The question: Where to end kitchen backsplash tiles?
Isn’t it annoying to see backsplash tiles extended outside the edge of a kitchen cabinet and ending in midspace on the wall? That is a big rule violation for the seasoned interior designer. It destroys the aesthetics of a functional living space. But many home builders have it because most contractors don’t know where to end kitchen backsplash tile installations. There must be a good reason for putting those tiles there.
A basic principle in architecture says that form follows function. Every element of a design has a purpose. A side backsplash remains useless unless it sits near the sink where drenching usually takes place. There is no reason for putting a backsplash on dry areas in the kitchen. After all, water is the main reason a backsplash exists. It protects the wall from water damage.
Sometimes, contractors make a mistake when cutting countertops. It creates a huge gap between the counter and the wall. Filling the breach with a sealant doesn’t help solve the problem, so they decide to put a side backsplash to cover the crack. Some homeowners may overlook the error but interior designers cannot accept this excuse. A good contractor can always trim the countertop to fit tightly to the wall avoiding the unwanted gap.
The question of ending a side backsplash remains but there is also room for compromise. Just make sure the unwanted backlash on the side of the counter doesn’t call attention to itself in the room. Use a tile color that matches with the color of the wall. Use a rounded edge tumbled tile or have a contractor bullnose the edges to give it a finished look.
Is there a proper stopping point for kitchen backsplash tiles?
There is no standard solution to ending a kitchen backsplash. Every situation is different. It all depends on the layout of the kitchen. Some like to end it where the upper cabinet ends. Others like to stop at the edge the counter. And still, others want to take it to the end of the wall. Whichever looks best for the kitchen is the best place to end the backsplash.
Where to end kitchen backsplash tile on the side of a kitchen counter carries a major concern for many homeowners. It usually ends up hanging in midspace which makes the kitchen look awkward and unfinished. That is why experts don’t recommend having side backsplashes unless they are needed.
Backsplashes exist for two reasons. First, it protects the wall from damage caused by splattering liquid that comes either from a water source or the cooking range. Second, it creates an accent to a lame kitchen wall. When carefully selected to match the color of the countertops, it makes the kitchen look stunning.
The first reason for putting backsplash tiles determines how high the tiles should rise. Backsplashes placed near the cooking range typically go all the way up to the bottom end of the overhead cabinets. Backsplashes near the sink can be made short. Having this on the side wall of the kitchen counter may not always cause an aesthetic problem to the overall look-and-feel of the kitchen. It’s easy to overlook this flaw.
Will it look odd stopping the tile after the cabinets?

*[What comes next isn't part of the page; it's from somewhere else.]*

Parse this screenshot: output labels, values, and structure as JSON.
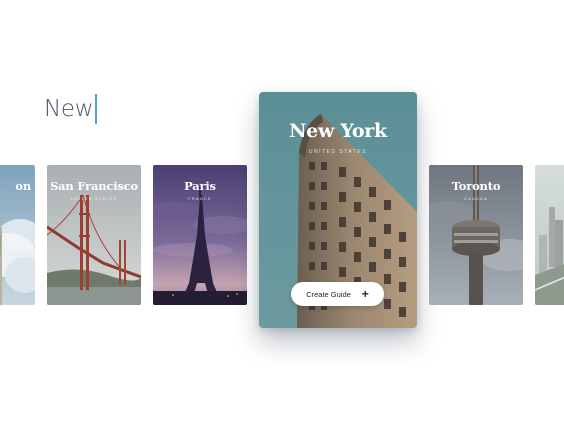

The second reason helps find the answer to the question of ending kitchen backsplash tiles that hang in midspace on the side of the kitchen counter. Make the tiles run up the entire side wall and go all the way to the ceiling. It becomes an attractive accent wall especially if the tiles have colors that contrast the colors of the countertops and kitchen cabinets. Contrast is another basic principle of design in architecture.
There are two basic design principles to remember when deciding where to end kitchen backsplashes. First is form. The shape of the item always follows its purpose. It determines the height of the backsplash. Knowing how high the backsplash goes tells you where to end it.
The second principle is contrast. In the case of the annoying side backsplash, the principle of contrast comes in useful to finding a solution to this aesthetic problem.
Side backsplashes usually becomes irritating if the tiles have colors that contrast the colors of the countertops. Replacing these tiles can be cumbersome. Why not leave those tiles in place and continue the pattern all the way up to ceiling? It gives the wall a finished look and the annoying backsplash tile becomes an attractive accent wall.
Did I make right choice on where to end backsplash tiles?
In the problem of where to end kitchen backsplash tiles, creativity is key that unlocks the door. Just use your imagination and follow these two basic principles of design.